LONGTERM PROJECT: Steve Brooks said he is passionate about Townsite and hopes to open the Warehouse, including an entertainment venue and artisan shopkeepers, by 2017. Dave Brindle photo

After delays in construction, Townsite investor Steve Brooks is putting to rest some of the rumours surrounding his mall property on the corner of Ash Street and Marine Avenue, to be called the Warehouse.

“I’m going for a balance of entertainment and artisan businesses in the space,” said Brooks.

The building was first unveiled as Powell River Stores in November 1941. Brooks’ project would be in keeping with the tradition of its original purpose, as a focal point for Townsite residents to shop and socialize. The building has a long history with the boom and bust years of the old mill town.

“I’m trying to make it a really unique and interesting building, and leverage all the history,” said Brooks.

According to Ann Nelson, longtime Townsite resident and editor of Karen Southern’s second volume in Townsite Heritage Society’s House Histories and Heritage three-part series, the building has had several past owners.

“Each of them have had grandiose ideas about what they wanted to do and have not been able to follow through,” said Nelson.

Brooks believes his approach to the site will be successful because he has not rushed to completion. The enormity of the project was unexpected, he said.

Brooks purchased the property and the 40,000 square-foot building in 2011. He will not reveal how much he spent buying it, or the cost of engineering and construction necessary to get it to a point where he can start talking publicly and in more detail about his plans.

“I’m not a developer, I’m only one person,” said Brooks. “I have a consulting company. I can’t channel a lot of my consulting income into these projects. All of the buildings I own, the old Bank of Montreal, the federal building [occupied by Townsite Brewing] and the Warehouse, it’s just me. It’s my pet project because I love Townsite.”

Most of the work on the Warehouse last year was on seismic upgrades and rebuilding walls, he said.

The Warehouse has a lot hanging on a proposed climbing wall in Powell River. On March 14, the group behind the indoor wall officially became Powell River Climbing Co-operative (PRCC). The co-op has applied for a grant of nearly $170,000 from Powell River Community Reserve Fund (PRCRF) and an answer is expected within days. If the grant is approved, construction of the wall can begin at the Warehouse.

“If we get the grant, we will move ahead as fast as we are able,” said PRCC founding member Tracy Raftl.

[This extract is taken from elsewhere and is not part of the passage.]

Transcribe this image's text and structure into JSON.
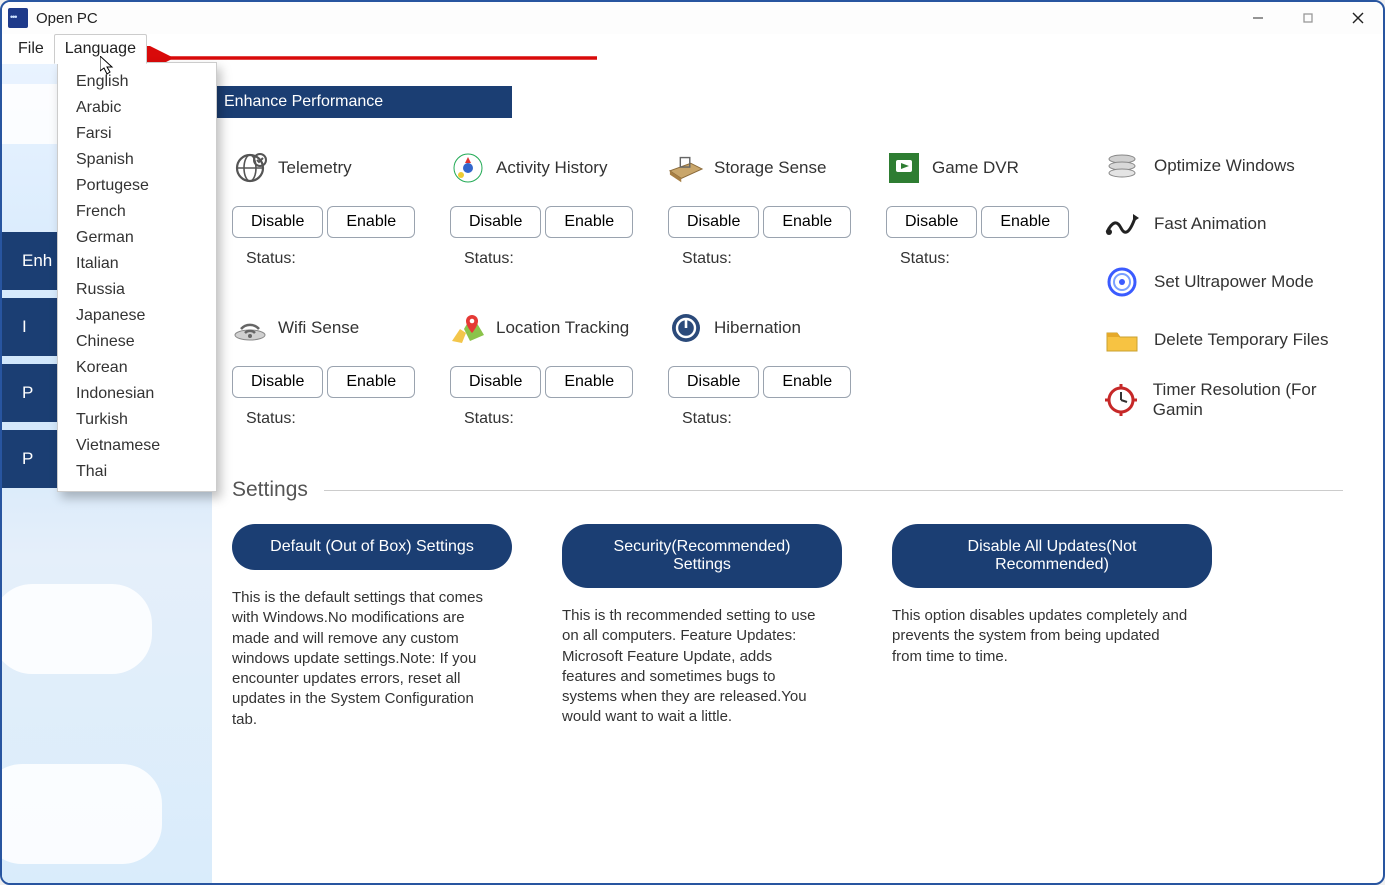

Brooks said he has been waiting to hear if the climbing co-op receives financing. The group hopes to open in the summer, which would be ahead of Brooks’ timeline.

“It’s an important tenant, just from a balance of entertainment and artisan I want in the building,” said Brooks. “Our design of the whole west wall is actually dependent on the climbing wall. It’s crucial.”

Other planned tenants include 32 Lakes Coffee, Raincoast Kombucha, a tap house-style restaurant, entertainment venue/nightclub and local food market.

Smaller, local artisans Brooks would like to see open and fill the Warehouse are a cheesemaker, pizzeria and ice-cream stand.

A maker-space, which has grown from the do-it-yourself culture, is also envisioned, he said. Tools and equipment would be made available to people wanting to make their
own arts and crafts.

“It’s going to create a nice community space,” said Nathan Jantz who, along with his wife Margo, owns 32 Lakes. “It’s going to be a showcase of a lot of the different small companies that are transitioning the Townsite area.”

Brooks knows Powell River residents, particularly those of Townsite, want to know when the Warehouse will open, but even if the PRCC gets its funding and becomes an anchor tenant, he isn’t in a hurry.

“I don’t want to open until I’ve got a critical mass of businesses in the building and I don’t want them to fail,” he said. “I don’t want 32 Lakes to staff a front counter, to only have a few businesses in the Warehouse and, as a result, not have the walk-in traffic and to ultimately fail.”

The PRCRF grant to the climbing co-operative is the key to the Warehouse opening date, said Brooks. If the PRCRF grant falls into place, opening day would either be at the end of this year or early next year.